The National Compensation Survey (NCS) program publishes comprehensive estimates on the incidence (the percentage of workers with access to and participation in employer provided benefit plans) and provisions of employee benefit plans. Health care is typically one of the most expensive benefits for employers to provide, constituting 8.2 percent of total compensation for civilian workers in March 2020.1 The average cost for health care per state and local government employee hour worked was $6.00 and $2.64 for private industry workers.
The NCS program publishes several components of health care benefits, including medical care premiums.
Estimates for medical plan premiums are not based on actual decisions regarding medical coverage made by employees; instead they are based on the assumption that all employees in the occupation can opt for available coverage.
March 2020 civilian worker single coverage estimates show that:
In order to show the distribution of flat dollar medical care premiums, estimates are available by the following percentiles: 10th, 25th, 50th, 75th, and 90th. The benefits publication presents the monthly premium amount, but for this fact sheet the amounts were multiplied by 12 to show annual premium amounts. The median (50th percentile) is where half of workers have premiums less than and half of workers have premiums more than the stated premium amount. The median annual premium for civilian workers was $1,440.72 for single coverage medical care benefits and $5,700.60 for family coverage. (See chart 1 and table 15 of the annual bulletin.)
State and local government workers in the lowest 25 percent wage category had a median annual premium amount of $1,068.00 for single coverage. For workers at the highest 25 percent wage category, the contribution at the 90th percentile was $3,676.68. (See chart 2 and table 15 of the annual bulletin.)

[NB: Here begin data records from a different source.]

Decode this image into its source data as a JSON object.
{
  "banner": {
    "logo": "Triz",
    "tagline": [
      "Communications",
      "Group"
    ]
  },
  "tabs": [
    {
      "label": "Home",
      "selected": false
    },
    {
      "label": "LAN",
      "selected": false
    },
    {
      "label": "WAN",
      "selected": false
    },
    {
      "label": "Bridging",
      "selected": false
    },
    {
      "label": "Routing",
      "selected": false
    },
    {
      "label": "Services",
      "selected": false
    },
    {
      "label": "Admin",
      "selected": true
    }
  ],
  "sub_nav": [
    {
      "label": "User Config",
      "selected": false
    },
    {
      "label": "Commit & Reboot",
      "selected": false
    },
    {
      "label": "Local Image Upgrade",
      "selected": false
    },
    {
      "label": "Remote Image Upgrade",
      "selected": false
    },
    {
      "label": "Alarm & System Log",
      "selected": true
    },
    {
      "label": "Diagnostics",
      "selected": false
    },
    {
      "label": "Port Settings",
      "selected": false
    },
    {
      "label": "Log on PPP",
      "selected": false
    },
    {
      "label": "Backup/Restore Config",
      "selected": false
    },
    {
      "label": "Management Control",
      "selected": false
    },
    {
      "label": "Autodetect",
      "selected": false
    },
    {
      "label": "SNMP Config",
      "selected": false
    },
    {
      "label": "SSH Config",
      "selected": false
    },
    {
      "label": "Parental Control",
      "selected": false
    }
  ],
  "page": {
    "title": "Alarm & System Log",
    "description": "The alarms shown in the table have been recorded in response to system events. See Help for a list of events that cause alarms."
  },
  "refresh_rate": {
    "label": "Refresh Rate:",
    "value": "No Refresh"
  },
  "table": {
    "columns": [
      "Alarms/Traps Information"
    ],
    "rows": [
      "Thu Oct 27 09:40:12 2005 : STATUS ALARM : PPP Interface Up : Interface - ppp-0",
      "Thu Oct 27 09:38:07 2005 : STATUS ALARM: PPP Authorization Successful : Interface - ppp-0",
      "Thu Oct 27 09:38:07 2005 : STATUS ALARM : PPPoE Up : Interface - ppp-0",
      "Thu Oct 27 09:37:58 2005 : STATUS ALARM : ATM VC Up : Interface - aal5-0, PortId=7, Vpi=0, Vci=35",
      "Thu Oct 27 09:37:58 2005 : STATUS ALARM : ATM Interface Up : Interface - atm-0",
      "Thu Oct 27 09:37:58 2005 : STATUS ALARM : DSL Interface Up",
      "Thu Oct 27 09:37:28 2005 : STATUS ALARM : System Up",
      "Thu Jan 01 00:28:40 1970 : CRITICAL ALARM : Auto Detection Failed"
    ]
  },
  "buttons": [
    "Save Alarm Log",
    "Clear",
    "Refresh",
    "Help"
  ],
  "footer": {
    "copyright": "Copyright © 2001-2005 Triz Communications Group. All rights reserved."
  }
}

Private industry workers in the lowest 25 percent wage category had a median annual premium amount of $1,526.76 for single coverage. (See chart 3 and table 15 of the annual bulletin.)
The share of premiums paid by state and local government workers (regardless of contribution requirement) in the lowest 25 percent wage category was 13 percent and 15 percent for those in the highest 25 percent wage category for single coverage plans. In private industry, workers in the lowest 25 percent wage category paid 24 percent of premiums and those in the highest 25 percent wage category paid 20 percent for single coverage plans. (See chart 4 and table 10 of the annual bulletin.)
The glossary of employee benefit terms provides definitions for plans, provisions, coverage, and related terms. The National Compensation Measures Handbook of Methods provides information on the survey design, calculations, weighting, and imputation methods used to produce compensation estimates. The calculation section includes information on the measures of reliability available for each estimate.
Estimates on the cost, coverage, and provisions of employer–sponsored benefit plans from 2010 to 2020 are available through the Excel dataset, and public database. Historical data are available on the publications page. Benefit estimates are not a time series and users are advised to consider changes in survey design, survey scope, estimation methods, weighting, and sample rotation when analyzing the data.
 Data from Employer Costs for Employee Compensation (ECEC) Table 1
 Flat–dollar–amount contribution requirements are a fixed dollar amount. Variable–dollar–amount requirements may vary by dollar amount depending on other factors — for example, the amount may vary by employee’s earnings or length of service.
Last Modified Date: October 5, 2020